(GIVEN RECORDS Opens)
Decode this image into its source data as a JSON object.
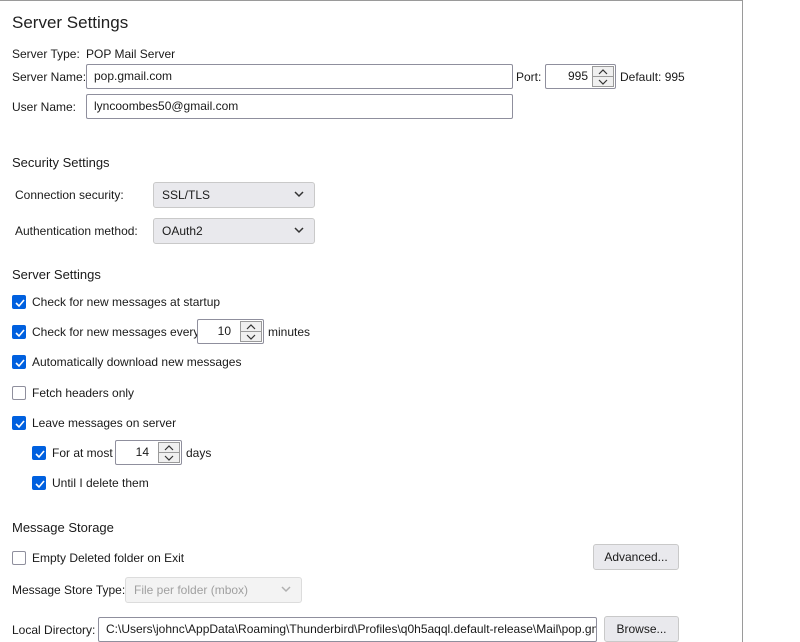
{
  "page": {
    "title": "Server Settings"
  },
  "server": {
    "type_label": "Server Type:",
    "type_value": "POP Mail Server",
    "name_label": "Server Name:",
    "name_value": "pop.gmail.com",
    "port_label": "Port:",
    "port_value": "995",
    "default_label": "Default: 995",
    "user_label": "User Name:",
    "user_value": "lyncoombes50@gmail.com"
  },
  "security": {
    "title": "Security Settings",
    "connection_label": "Connection security:",
    "connection_value": "SSL/TLS",
    "auth_label": "Authentication method:",
    "auth_value": "OAuth2"
  },
  "settings": {
    "title": "Server Settings",
    "check_startup": {
      "label": "Check for new messages at startup",
      "checked": true
    },
    "check_every": {
      "label": "Check for new messages every",
      "value": "10",
      "suffix": "minutes",
      "checked": true
    },
    "auto_download": {
      "label": "Automatically download new messages",
      "checked": true
    },
    "fetch_headers": {
      "label": "Fetch headers only",
      "checked": false
    },
    "leave_on_server": {
      "label": "Leave messages on server",
      "checked": true
    },
    "for_at_most": {
      "label": "For at most",
      "value": "14",
      "suffix": "days",
      "checked": true
    },
    "until_delete": {
      "label": "Until I delete them",
      "checked": true
    }
  },
  "storage": {
    "title": "Message Storage",
    "empty_deleted": {
      "label": "Empty Deleted folder on Exit",
      "checked": false
    },
    "advanced_label": "Advanced...",
    "store_type_label": "Message Store Type:",
    "store_type_value": "File per folder (mbox)",
    "local_dir_label": "Local Directory:",
    "local_dir_value": "C:\\Users\\johnc\\AppData\\Roaming\\Thunderbird\\Profiles\\q0h5aqql.default-release\\Mail\\pop.gmail.com",
    "browse_label": "Browse..."
  },
  "colors": {
    "accent": "#0060df",
    "border": "#8f8f9d",
    "button_bg": "#e9e9ed"
  }
}
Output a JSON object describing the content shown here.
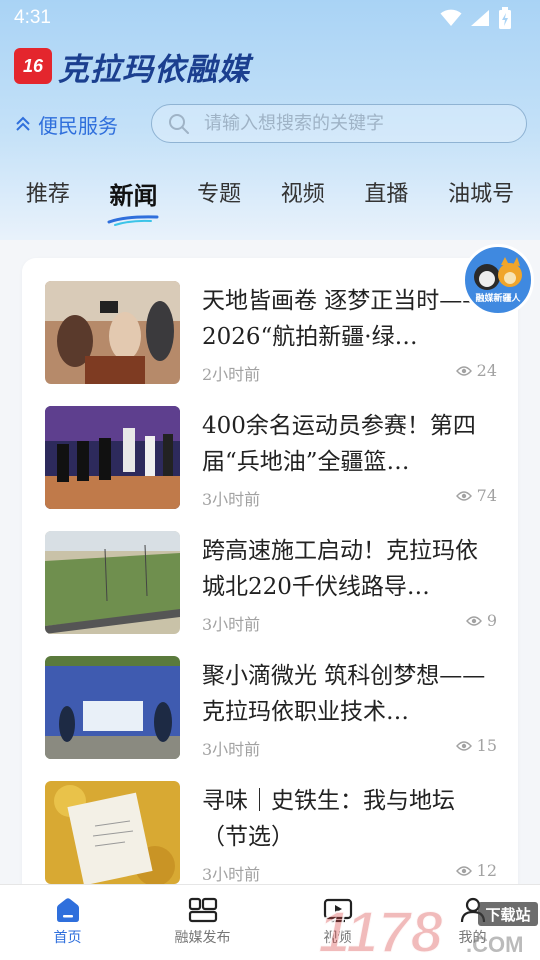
{
  "status_bar": {
    "time": "4:31"
  },
  "brand": {
    "logo_text": "16",
    "name": "克拉玛依融媒"
  },
  "service": {
    "label": "便民服务"
  },
  "search": {
    "placeholder": "请输入想搜索的关键字",
    "value": ""
  },
  "tabs": [
    {
      "label": "推荐",
      "active": false
    },
    {
      "label": "新闻",
      "active": true
    },
    {
      "label": "专题",
      "active": false
    },
    {
      "label": "视频",
      "active": false
    },
    {
      "label": "直播",
      "active": false
    },
    {
      "label": "油城号",
      "active": false
    }
  ],
  "news": [
    {
      "title": "天地皆画卷 逐梦正当时——2026“航拍新疆·绿…",
      "time": "2小时前",
      "views": "24"
    },
    {
      "title": "400余名运动员参赛！第四届“兵地油”全疆篮…",
      "time": "3小时前",
      "views": "74"
    },
    {
      "title": "跨高速施工启动！克拉玛依城北220千伏线路导…",
      "time": "3小时前",
      "views": "9"
    },
    {
      "title": "聚小滴微光 筑科创梦想——克拉玛依职业技术…",
      "time": "3小时前",
      "views": "15"
    },
    {
      "title": "寻味｜史铁生：我与地坛（节选）",
      "time": "3小时前",
      "views": "12"
    }
  ],
  "mascot": {
    "label": "融媒新疆人"
  },
  "bottom_nav": [
    {
      "label": "首页",
      "icon": "home-icon",
      "active": true
    },
    {
      "label": "融媒发布",
      "icon": "grid-icon",
      "active": false
    },
    {
      "label": "视频",
      "icon": "video-icon",
      "active": false
    },
    {
      "label": "我的",
      "icon": "user-icon",
      "active": false
    }
  ],
  "watermark": {
    "text": "1178",
    "suffix": ".COM",
    "badge": "下载站"
  },
  "colors": {
    "accent": "#2f6fdc",
    "brand_red": "#e4262d",
    "brand_blue": "#1b3f8f"
  }
}
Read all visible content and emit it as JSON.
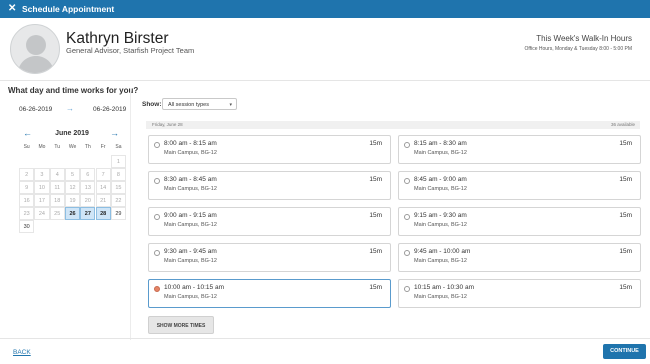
{
  "window": {
    "title": "Schedule Appointment",
    "close_glyph": "✕"
  },
  "advisor": {
    "name": "Kathryn Birster",
    "title": "General Advisor, Starfish Project Team"
  },
  "walkin": {
    "title": "This Week's Walk-In Hours",
    "hours": "Office Hours, Monday & Tuesday 8:00 - 5:00 PM"
  },
  "question": "What day and time works for you?",
  "date_range": {
    "from": "06-26-2019",
    "arrow": "→",
    "to": "06-26-2019"
  },
  "calendar": {
    "prev": "←",
    "next": "→",
    "month": "June 2019",
    "weekdays": [
      "Su",
      "Mo",
      "Tu",
      "We",
      "Th",
      "Fr",
      "Sa"
    ],
    "weeks": [
      [
        "",
        "",
        "",
        "",
        "",
        "",
        "1"
      ],
      [
        "2",
        "3",
        "4",
        "5",
        "6",
        "7",
        "8"
      ],
      [
        "9",
        "10",
        "11",
        "12",
        "13",
        "14",
        "15"
      ],
      [
        "16",
        "17",
        "18",
        "19",
        "20",
        "21",
        "22"
      ],
      [
        "23",
        "24",
        "25",
        "26",
        "27",
        "28",
        "29"
      ],
      [
        "30",
        "",
        "",
        "",
        "",
        "",
        ""
      ]
    ],
    "selected_days": [
      "26",
      "27",
      "28"
    ],
    "available_days": [
      "29",
      "30"
    ]
  },
  "filter": {
    "label": "Show:",
    "value": "All session types",
    "caret": "▾"
  },
  "day_band": {
    "date": "Friday, June 28",
    "available": "36 available"
  },
  "slots": [
    {
      "time": "8:00 am - 8:15 am",
      "location": "Main Campus, BG-12",
      "duration": "15m",
      "selected": false
    },
    {
      "time": "8:15 am - 8:30 am",
      "location": "Main Campus, BG-12",
      "duration": "15m",
      "selected": false
    },
    {
      "time": "8:30 am - 8:45 am",
      "location": "Main Campus, BG-12",
      "duration": "15m",
      "selected": false
    },
    {
      "time": "8:45 am - 9:00 am",
      "location": "Main Campus, BG-12",
      "duration": "15m",
      "selected": false
    },
    {
      "time": "9:00 am - 9:15 am",
      "location": "Main Campus, BG-12",
      "duration": "15m",
      "selected": false
    },
    {
      "time": "9:15 am - 9:30 am",
      "location": "Main Campus, BG-12",
      "duration": "15m",
      "selected": false
    },
    {
      "time": "9:30 am - 9:45 am",
      "location": "Main Campus, BG-12",
      "duration": "15m",
      "selected": false
    },
    {
      "time": "9:45 am - 10:00 am",
      "location": "Main Campus, BG-12",
      "duration": "15m",
      "selected": false
    },
    {
      "time": "10:00 am - 10:15 am",
      "location": "Main Campus, BG-12",
      "duration": "15m",
      "selected": true
    },
    {
      "time": "10:15 am - 10:30 am",
      "location": "Main Campus, BG-12",
      "duration": "15m",
      "selected": false
    }
  ],
  "buttons": {
    "show_more": "SHOW MORE TIMES",
    "back": "BACK",
    "continue": "CONTINUE"
  },
  "colors": {
    "brand": "#1f74ad",
    "selected_day": "#cfe5f7",
    "selected_radio": "#e58466"
  }
}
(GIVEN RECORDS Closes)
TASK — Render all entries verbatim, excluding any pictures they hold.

RESULT OF THIS TASK —
Decode this image into its source data as a JSON object.
{
  "page": {
    "title": "Server Settings"
  },
  "server": {
    "type_label": "Server Type:",
    "type_value": "POP Mail Server",
    "name_label": "Server Name:",
    "name_value": "pop.gmail.com",
    "port_label": "Port:",
    "port_value": "995",
    "default_label": "Default: 995",
    "user_label": "User Name:",
    "user_value": "lyncoombes50@gmail.com"
  },
  "security": {
    "title": "Security Settings",
    "connection_label": "Connection security:",
    "connection_value": "SSL/TLS",
    "auth_label": "Authentication method:",
    "auth_value": "OAuth2"
  },
  "settings": {
    "title": "Server Settings",
    "check_startup": {
      "label": "Check for new messages at startup",
      "checked": true
    },
    "check_every": {
      "label": "Check for new messages every",
      "value": "10",
      "suffix": "minutes",
      "checked": true
    },
    "auto_download": {
      "label": "Automatically download new messages",
      "checked": true
    },
    "fetch_headers": {
      "label": "Fetch headers only",
      "checked": false
    },
    "leave_on_server": {
      "label": "Leave messages on server",
      "checked": true
    },
    "for_at_most": {
      "label": "For at most",
      "value": "14",
      "suffix": "days",
      "checked": true
    },
    "until_delete": {
      "label": "Until I delete them",
      "checked": true
    }
  },
  "storage": {
    "title": "Message Storage",
    "empty_deleted": {
      "label": "Empty Deleted folder on Exit",
      "checked": false
    },
    "advanced_label": "Advanced...",
    "store_type_label": "Message Store Type:",
    "store_type_value": "File per folder (mbox)",
    "local_dir_label": "Local Directory:",
    "local_dir_value": "C:\\Users\\johnc\\AppData\\Roaming\\Thunderbird\\Profiles\\q0h5aqql.default-release\\Mail\\pop.gmail.com",
    "browse_label": "Browse..."
  },
  "colors": {
    "accent": "#0060df",
    "border": "#8f8f9d",
    "button_bg": "#e9e9ed"
  }
}
Output a JSON object describing the content shown here.
{
  "status_bar": {
    "time": "4:31"
  },
  "brand": {
    "logo_text": "16",
    "name": "克拉玛依融媒"
  },
  "service": {
    "label": "便民服务"
  },
  "search": {
    "placeholder": "请输入想搜索的关键字",
    "value": ""
  },
  "tabs": [
    {
      "label": "推荐",
      "active": false
    },
    {
      "label": "新闻",
      "active": true
    },
    {
      "label": "专题",
      "active": false
    },
    {
      "label": "视频",
      "active": false
    },
    {
      "label": "直播",
      "active": false
    },
    {
      "label": "油城号",
      "active": false
    }
  ],
  "news": [
    {
      "title": "天地皆画卷 逐梦正当时——2026“航拍新疆·绿…",
      "time": "2小时前",
      "views": "24"
    },
    {
      "title": "400余名运动员参赛！第四届“兵地油”全疆篮…",
      "time": "3小时前",
      "views": "74"
    },
    {
      "title": "跨高速施工启动！克拉玛依城北220千伏线路导…",
      "time": "3小时前",
      "views": "9"
    },
    {
      "title": "聚小滴微光 筑科创梦想——克拉玛依职业技术…",
      "time": "3小时前",
      "views": "15"
    },
    {
      "title": "寻味｜史铁生：我与地坛（节选）",
      "time": "3小时前",
      "views": "12"
    }
  ],
  "mascot": {
    "label": "融媒新疆人"
  },
  "bottom_nav": [
    {
      "label": "首页",
      "icon": "home-icon",
      "active": true
    },
    {
      "label": "融媒发布",
      "icon": "grid-icon",
      "active": false
    },
    {
      "label": "视频",
      "icon": "video-icon",
      "active": false
    },
    {
      "label": "我的",
      "icon": "user-icon",
      "active": false
    }
  ],
  "watermark": {
    "text": "1178",
    "suffix": ".COM",
    "badge": "下载站"
  },
  "colors": {
    "accent": "#2f6fdc",
    "brand_red": "#e4262d",
    "brand_blue": "#1b3f8f"
  }
}
Read all visible content and emit it as JSON.
{
  "window": {
    "title": "Schedule Appointment",
    "close_glyph": "✕"
  },
  "advisor": {
    "name": "Kathryn Birster",
    "title": "General Advisor, Starfish Project Team"
  },
  "walkin": {
    "title": "This Week's Walk-In Hours",
    "hours": "Office Hours, Monday & Tuesday 8:00 - 5:00 PM"
  },
  "question": "What day and time works for you?",
  "date_range": {
    "from": "06-26-2019",
    "arrow": "→",
    "to": "06-26-2019"
  },
  "calendar": {
    "prev": "←",
    "next": "→",
    "month": "June 2019",
    "weekdays": [
      "Su",
      "Mo",
      "Tu",
      "We",
      "Th",
      "Fr",
      "Sa"
    ],
    "weeks": [
      [
        "",
        "",
        "",
        "",
        "",
        "",
        "1"
      ],
      [
        "2",
        "3",
        "4",
        "5",
        "6",
        "7",
        "8"
      ],
      [
        "9",
        "10",
        "11",
        "12",
        "13",
        "14",
        "15"
      ],
      [
        "16",
        "17",
        "18",
        "19",
        "20",
        "21",
        "22"
      ],
      [
        "23",
        "24",
        "25",
        "26",
        "27",
        "28",
        "29"
      ],
      [
        "30",
        "",
        "",
        "",
        "",
        "",
        ""
      ]
    ],
    "selected_days": [
      "26",
      "27",
      "28"
    ],
    "available_days": [
      "29",
      "30"
    ]
  },
  "filter": {
    "label": "Show:",
    "value": "All session types",
    "caret": "▾"
  },
  "day_band": {
    "date": "Friday, June 28",
    "available": "36 available"
  },
  "slots": [
    {
      "time": "8:00 am - 8:15 am",
      "location": "Main Campus, BG-12",
      "duration": "15m",
      "selected": false
    },
    {
      "time": "8:15 am - 8:30 am",
      "location": "Main Campus, BG-12",
      "duration": "15m",
      "selected": false
    },
    {
      "time": "8:30 am - 8:45 am",
      "location": "Main Campus, BG-12",
      "duration": "15m",
      "selected": false
    },
    {
      "time": "8:45 am - 9:00 am",
      "location": "Main Campus, BG-12",
      "duration": "15m",
      "selected": false
    },
    {
      "time": "9:00 am - 9:15 am",
      "location": "Main Campus, BG-12",
      "duration": "15m",
      "selected": false
    },
    {
      "time": "9:15 am - 9:30 am",
      "location": "Main Campus, BG-12",
      "duration": "15m",
      "selected": false
    },
    {
      "time": "9:30 am - 9:45 am",
      "location": "Main Campus, BG-12",
      "duration": "15m",
      "selected": false
    },
    {
      "time": "9:45 am - 10:00 am",
      "location": "Main Campus, BG-12",
      "duration": "15m",
      "selected": false
    },
    {
      "time": "10:00 am - 10:15 am",
      "location": "Main Campus, BG-12",
      "duration": "15m",
      "selected": true
    },
    {
      "time": "10:15 am - 10:30 am",
      "location": "Main Campus, BG-12",
      "duration": "15m",
      "selected": false
    }
  ],
  "buttons": {
    "show_more": "SHOW MORE TIMES",
    "back": "BACK",
    "continue": "CONTINUE"
  },
  "colors": {
    "brand": "#1f74ad",
    "selected_day": "#cfe5f7",
    "selected_radio": "#e58466"
  }
}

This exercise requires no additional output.